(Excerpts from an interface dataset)
*** Begin section ***

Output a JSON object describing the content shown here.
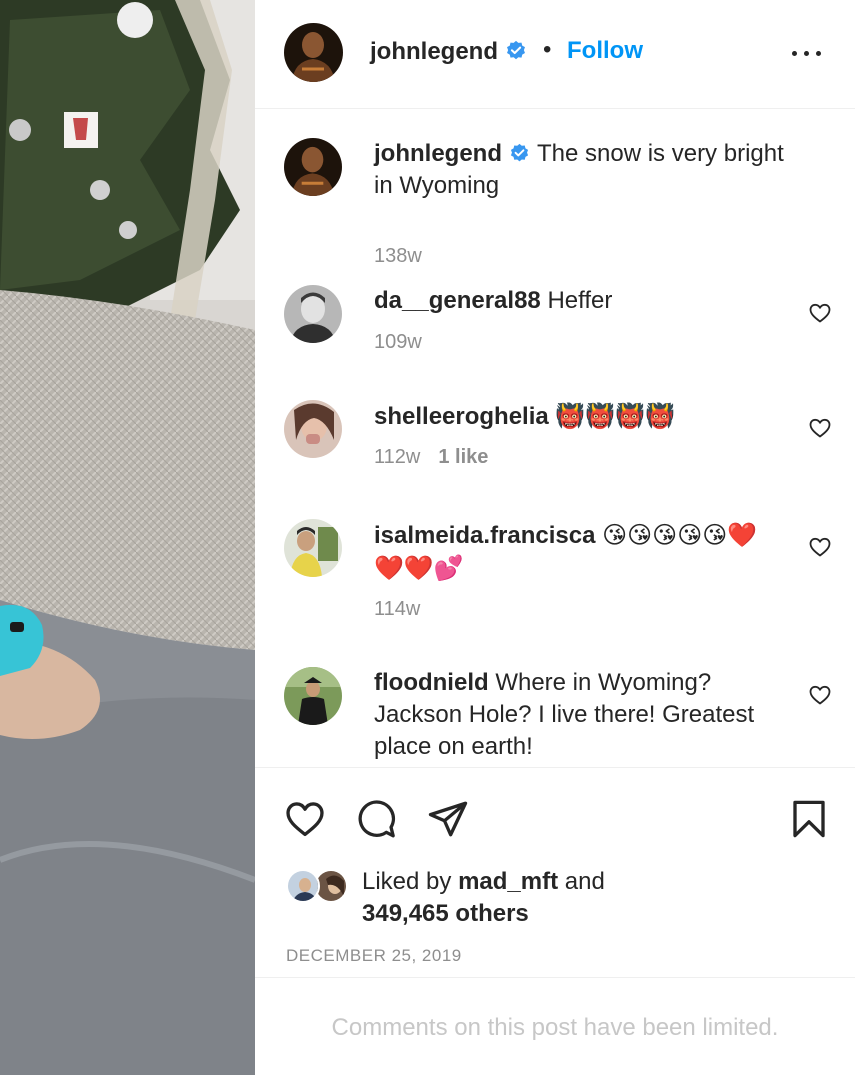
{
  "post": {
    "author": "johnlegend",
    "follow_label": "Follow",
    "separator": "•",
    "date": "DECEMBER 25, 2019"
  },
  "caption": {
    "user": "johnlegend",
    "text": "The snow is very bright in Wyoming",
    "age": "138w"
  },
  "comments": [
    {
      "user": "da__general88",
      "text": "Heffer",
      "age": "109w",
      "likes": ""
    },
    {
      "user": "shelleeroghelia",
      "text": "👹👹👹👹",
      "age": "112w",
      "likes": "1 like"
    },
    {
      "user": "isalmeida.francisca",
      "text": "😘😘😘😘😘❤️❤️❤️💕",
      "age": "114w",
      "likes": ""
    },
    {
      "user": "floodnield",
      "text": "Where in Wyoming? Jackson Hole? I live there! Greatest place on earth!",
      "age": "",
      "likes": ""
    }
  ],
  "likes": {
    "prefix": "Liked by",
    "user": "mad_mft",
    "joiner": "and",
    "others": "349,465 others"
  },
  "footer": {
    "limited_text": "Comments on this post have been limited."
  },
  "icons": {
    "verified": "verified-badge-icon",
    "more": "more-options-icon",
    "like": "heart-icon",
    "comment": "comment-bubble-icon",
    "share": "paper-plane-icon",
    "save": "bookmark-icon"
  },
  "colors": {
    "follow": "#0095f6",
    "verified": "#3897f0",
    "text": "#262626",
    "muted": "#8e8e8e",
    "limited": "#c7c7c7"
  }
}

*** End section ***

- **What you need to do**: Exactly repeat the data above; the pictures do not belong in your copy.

- **Reply**:
Output a JSON object describing the content shown here.
{
  "post": {
    "author": "johnlegend",
    "follow_label": "Follow",
    "separator": "•",
    "date": "DECEMBER 25, 2019"
  },
  "caption": {
    "user": "johnlegend",
    "text": "The snow is very bright in Wyoming",
    "age": "138w"
  },
  "comments": [
    {
      "user": "da__general88",
      "text": "Heffer",
      "age": "109w",
      "likes": ""
    },
    {
      "user": "shelleeroghelia",
      "text": "👹👹👹👹",
      "age": "112w",
      "likes": "1 like"
    },
    {
      "user": "isalmeida.francisca",
      "text": "😘😘😘😘😘❤️❤️❤️💕",
      "age": "114w",
      "likes": ""
    },
    {
      "user": "floodnield",
      "text": "Where in Wyoming? Jackson Hole? I live there! Greatest place on earth!",
      "age": "",
      "likes": ""
    }
  ],
  "likes": {
    "prefix": "Liked by",
    "user": "mad_mft",
    "joiner": "and",
    "others": "349,465 others"
  },
  "footer": {
    "limited_text": "Comments on this post have been limited."
  },
  "icons": {
    "verified": "verified-badge-icon",
    "more": "more-options-icon",
    "like": "heart-icon",
    "comment": "comment-bubble-icon",
    "share": "paper-plane-icon",
    "save": "bookmark-icon"
  },
  "colors": {
    "follow": "#0095f6",
    "verified": "#3897f0",
    "text": "#262626",
    "muted": "#8e8e8e",
    "limited": "#c7c7c7"
  }
}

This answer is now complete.